Prompt ->
All entries below are to be set down again exactly as given.

Source information ->
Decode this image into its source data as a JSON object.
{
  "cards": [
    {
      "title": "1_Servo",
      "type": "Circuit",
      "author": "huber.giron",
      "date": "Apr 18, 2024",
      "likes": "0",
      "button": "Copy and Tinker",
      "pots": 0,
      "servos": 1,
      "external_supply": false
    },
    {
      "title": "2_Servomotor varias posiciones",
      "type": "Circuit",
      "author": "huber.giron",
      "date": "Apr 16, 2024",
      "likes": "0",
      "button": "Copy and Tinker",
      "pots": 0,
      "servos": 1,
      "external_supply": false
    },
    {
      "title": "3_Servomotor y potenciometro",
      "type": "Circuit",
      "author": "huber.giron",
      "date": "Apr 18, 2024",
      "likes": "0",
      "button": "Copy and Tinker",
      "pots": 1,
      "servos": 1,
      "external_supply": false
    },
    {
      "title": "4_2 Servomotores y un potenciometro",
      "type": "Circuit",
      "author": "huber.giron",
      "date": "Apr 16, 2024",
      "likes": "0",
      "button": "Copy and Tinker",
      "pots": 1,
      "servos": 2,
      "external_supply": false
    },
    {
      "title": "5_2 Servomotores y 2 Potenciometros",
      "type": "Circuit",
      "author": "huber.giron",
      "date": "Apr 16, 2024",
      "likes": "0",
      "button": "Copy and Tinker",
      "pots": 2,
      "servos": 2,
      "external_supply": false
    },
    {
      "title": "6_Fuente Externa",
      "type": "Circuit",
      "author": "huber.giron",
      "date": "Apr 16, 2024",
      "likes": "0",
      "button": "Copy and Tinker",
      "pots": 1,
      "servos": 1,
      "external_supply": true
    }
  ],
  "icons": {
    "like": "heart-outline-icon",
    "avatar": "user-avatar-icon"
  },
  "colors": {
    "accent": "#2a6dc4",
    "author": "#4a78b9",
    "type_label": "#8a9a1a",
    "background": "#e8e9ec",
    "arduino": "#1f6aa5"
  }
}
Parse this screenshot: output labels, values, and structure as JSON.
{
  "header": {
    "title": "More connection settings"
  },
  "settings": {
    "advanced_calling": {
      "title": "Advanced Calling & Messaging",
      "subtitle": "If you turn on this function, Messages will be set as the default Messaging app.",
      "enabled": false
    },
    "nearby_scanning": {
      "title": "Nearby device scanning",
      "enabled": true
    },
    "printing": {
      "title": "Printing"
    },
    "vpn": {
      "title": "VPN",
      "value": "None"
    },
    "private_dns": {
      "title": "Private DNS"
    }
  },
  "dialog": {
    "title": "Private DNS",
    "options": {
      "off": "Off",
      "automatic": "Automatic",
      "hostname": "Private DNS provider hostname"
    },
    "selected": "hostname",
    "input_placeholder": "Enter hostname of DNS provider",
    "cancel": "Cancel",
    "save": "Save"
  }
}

Response ->
Decode this image into its source data as a JSON object.
{
  "cards": [
    {
      "title": "1_Servo",
      "type": "Circuit",
      "author": "huber.giron",
      "date": "Apr 18, 2024",
      "likes": "0",
      "button": "Copy and Tinker",
      "pots": 0,
      "servos": 1,
      "external_supply": false
    },
    {
      "title": "2_Servomotor varias posiciones",
      "type": "Circuit",
      "author": "huber.giron",
      "date": "Apr 16, 2024",
      "likes": "0",
      "button": "Copy and Tinker",
      "pots": 0,
      "servos": 1,
      "external_supply": false
    },
    {
      "title": "3_Servomotor y potenciometro",
      "type": "Circuit",
      "author": "huber.giron",
      "date": "Apr 18, 2024",
      "likes": "0",
      "button": "Copy and Tinker",
      "pots": 1,
      "servos": 1,
      "external_supply": false
    },
    {
      "title": "4_2 Servomotores y un potenciometro",
      "type": "Circuit",
      "author": "huber.giron",
      "date": "Apr 16, 2024",
      "likes": "0",
      "button": "Copy and Tinker",
      "pots": 1,
      "servos": 2,
      "external_supply": false
    },
    {
      "title": "5_2 Servomotores y 2 Potenciometros",
      "type": "Circuit",
      "author": "huber.giron",
      "date": "Apr 16, 2024",
      "likes": "0",
      "button": "Copy and Tinker",
      "pots": 2,
      "servos": 2,
      "external_supply": false
    },
    {
      "title": "6_Fuente Externa",
      "type": "Circuit",
      "author": "huber.giron",
      "date": "Apr 16, 2024",
      "likes": "0",
      "button": "Copy and Tinker",
      "pots": 1,
      "servos": 1,
      "external_supply": true
    }
  ],
  "icons": {
    "like": "heart-outline-icon",
    "avatar": "user-avatar-icon"
  },
  "colors": {
    "accent": "#2a6dc4",
    "author": "#4a78b9",
    "type_label": "#8a9a1a",
    "background": "#e8e9ec",
    "arduino": "#1f6aa5"
  }
}
Parse this screenshot: output labels, values, and structure as JSON.
{
  "header": {
    "title": "More connection settings"
  },
  "settings": {
    "advanced_calling": {
      "title": "Advanced Calling & Messaging",
      "subtitle": "If you turn on this function, Messages will be set as the default Messaging app.",
      "enabled": false
    },
    "nearby_scanning": {
      "title": "Nearby device scanning",
      "enabled": true
    },
    "printing": {
      "title": "Printing"
    },
    "vpn": {
      "title": "VPN",
      "value": "None"
    },
    "private_dns": {
      "title": "Private DNS"
    }
  },
  "dialog": {
    "title": "Private DNS",
    "options": {
      "off": "Off",
      "automatic": "Automatic",
      "hostname": "Private DNS provider hostname"
    },
    "selected": "hostname",
    "input_placeholder": "Enter hostname of DNS provider",
    "cancel": "Cancel",
    "save": "Save"
  }
}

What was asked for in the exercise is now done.